A. Firstly, a hamster is highly unlikely to get fleas. Hamsters do tend to spend a lot of time grooming. Sometimes the grooming may look excessive and be interpreted as itching or scratching.
If there is no physical evidence of skin disease, for example hair loss, rashes, flaky skin, swollen extremities and ulceration or bleeding, there may in fact be nothing wrong. If hamsters do have fleas, they are incidental hosts just like people can be. Hamsters can suffer from various skin disorders that can cause scratching, the symptoms of which are noted above.

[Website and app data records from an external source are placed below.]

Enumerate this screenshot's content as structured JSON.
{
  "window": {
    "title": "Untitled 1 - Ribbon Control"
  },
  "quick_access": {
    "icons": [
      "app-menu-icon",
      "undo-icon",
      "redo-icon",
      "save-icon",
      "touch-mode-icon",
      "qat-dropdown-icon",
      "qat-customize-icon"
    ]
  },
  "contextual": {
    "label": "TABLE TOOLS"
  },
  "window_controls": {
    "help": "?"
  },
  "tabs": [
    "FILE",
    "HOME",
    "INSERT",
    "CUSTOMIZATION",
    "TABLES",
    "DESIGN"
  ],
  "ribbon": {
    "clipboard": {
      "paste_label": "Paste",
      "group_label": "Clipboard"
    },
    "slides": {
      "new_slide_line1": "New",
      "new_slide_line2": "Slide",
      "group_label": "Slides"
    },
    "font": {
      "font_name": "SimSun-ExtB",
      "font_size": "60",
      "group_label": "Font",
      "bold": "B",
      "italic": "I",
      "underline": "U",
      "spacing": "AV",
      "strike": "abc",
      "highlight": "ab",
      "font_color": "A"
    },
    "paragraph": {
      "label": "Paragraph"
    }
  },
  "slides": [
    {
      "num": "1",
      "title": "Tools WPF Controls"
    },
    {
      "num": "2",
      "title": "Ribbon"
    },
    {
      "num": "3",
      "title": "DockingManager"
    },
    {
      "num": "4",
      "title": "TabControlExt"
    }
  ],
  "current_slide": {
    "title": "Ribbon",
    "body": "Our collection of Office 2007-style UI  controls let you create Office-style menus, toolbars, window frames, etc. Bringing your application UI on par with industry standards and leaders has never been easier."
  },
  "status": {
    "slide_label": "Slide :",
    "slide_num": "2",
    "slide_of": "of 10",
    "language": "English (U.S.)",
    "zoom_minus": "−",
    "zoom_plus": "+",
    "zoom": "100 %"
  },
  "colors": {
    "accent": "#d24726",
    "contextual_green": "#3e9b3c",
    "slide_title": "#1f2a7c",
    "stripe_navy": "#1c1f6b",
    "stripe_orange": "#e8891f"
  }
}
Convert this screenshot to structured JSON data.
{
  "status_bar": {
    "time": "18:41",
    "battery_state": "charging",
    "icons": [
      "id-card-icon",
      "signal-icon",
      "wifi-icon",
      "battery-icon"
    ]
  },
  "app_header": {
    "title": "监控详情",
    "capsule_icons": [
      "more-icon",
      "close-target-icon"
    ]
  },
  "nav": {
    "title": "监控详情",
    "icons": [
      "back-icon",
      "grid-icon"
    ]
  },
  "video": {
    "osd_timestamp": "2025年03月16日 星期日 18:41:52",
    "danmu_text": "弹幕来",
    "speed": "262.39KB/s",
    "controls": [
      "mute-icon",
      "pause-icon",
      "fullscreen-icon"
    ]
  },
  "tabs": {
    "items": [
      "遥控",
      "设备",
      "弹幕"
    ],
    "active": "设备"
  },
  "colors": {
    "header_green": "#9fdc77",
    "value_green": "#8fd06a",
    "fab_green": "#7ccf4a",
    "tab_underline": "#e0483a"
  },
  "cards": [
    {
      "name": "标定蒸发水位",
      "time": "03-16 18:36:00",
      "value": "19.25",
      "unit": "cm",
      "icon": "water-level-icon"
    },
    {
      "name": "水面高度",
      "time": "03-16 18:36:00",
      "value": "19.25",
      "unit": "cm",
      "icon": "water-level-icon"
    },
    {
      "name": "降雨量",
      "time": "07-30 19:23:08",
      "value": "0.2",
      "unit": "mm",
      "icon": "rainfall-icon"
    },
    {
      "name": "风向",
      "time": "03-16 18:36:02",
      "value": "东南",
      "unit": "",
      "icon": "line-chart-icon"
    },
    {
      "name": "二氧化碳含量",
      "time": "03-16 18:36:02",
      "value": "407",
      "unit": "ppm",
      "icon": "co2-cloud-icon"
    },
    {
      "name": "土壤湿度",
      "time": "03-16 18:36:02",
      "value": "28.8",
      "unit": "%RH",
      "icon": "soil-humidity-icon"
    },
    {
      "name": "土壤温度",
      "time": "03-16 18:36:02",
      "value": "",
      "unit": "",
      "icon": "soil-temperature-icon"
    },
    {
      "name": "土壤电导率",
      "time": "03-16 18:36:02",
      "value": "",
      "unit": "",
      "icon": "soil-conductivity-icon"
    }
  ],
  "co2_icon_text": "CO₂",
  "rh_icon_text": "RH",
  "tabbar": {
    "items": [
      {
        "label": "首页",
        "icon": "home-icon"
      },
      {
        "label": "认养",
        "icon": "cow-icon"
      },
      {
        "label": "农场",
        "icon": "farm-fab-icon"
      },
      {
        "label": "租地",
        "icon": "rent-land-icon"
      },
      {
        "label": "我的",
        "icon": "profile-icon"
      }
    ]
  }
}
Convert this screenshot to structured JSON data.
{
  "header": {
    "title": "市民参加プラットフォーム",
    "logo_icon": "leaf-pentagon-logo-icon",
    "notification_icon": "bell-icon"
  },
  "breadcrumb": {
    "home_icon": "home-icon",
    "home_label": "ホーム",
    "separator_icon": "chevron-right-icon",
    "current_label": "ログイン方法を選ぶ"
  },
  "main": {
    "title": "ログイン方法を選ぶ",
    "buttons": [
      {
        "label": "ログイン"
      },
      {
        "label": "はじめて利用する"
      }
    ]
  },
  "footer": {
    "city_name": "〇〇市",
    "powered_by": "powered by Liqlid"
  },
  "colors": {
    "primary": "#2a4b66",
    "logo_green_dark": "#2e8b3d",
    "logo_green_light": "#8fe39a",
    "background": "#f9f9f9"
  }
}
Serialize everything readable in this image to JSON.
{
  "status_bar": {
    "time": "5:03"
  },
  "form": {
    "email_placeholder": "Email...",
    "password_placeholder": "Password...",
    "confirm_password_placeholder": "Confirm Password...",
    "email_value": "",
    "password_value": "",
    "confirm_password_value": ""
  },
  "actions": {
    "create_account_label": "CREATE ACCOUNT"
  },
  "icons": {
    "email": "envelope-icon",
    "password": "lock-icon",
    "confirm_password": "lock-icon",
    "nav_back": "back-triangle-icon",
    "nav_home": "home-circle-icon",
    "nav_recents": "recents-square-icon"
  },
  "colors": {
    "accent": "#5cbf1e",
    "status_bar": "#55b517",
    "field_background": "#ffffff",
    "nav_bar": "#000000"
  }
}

These disorders are most notably allergies, dermatophytosis (fungal infection of the skin), mites, skin cancer and even stress. It is important that these conditions leading to clinical signs are not self-diagnosed. They are best treated by a veterinarian as some of the treatments may be dangerous to the hamster.
Dr Jurie Grobler, Eastleigh
Q. I have a one-year-old cockatiel. He eats a cockatiel mix and a small quantity of fresh fruit and vegetables in the cage every day. He also has a mineral block and cuttlefish. He seems to scratch a lot – could this be mites or fleas?
A. Yes, it is possible for your bird to get fleas or mites, although mites are more common. You can contact your vet in this regard and also get hold of a suitable insect repellent.
The scratching problem could also be related to his diet. If your cockatiel is on a seed diet, it is likely that he will have a vitamin A shortage, which causes dry skin and could be irritating him. Try to put him on a balanced diet, which includes not only fresh fruit and vegetables, but also a good quality pellet. That should also improve his condition and the mineral block and cuttlefish will not even be necessary.
Dr Deon de Beer, avian veterinarian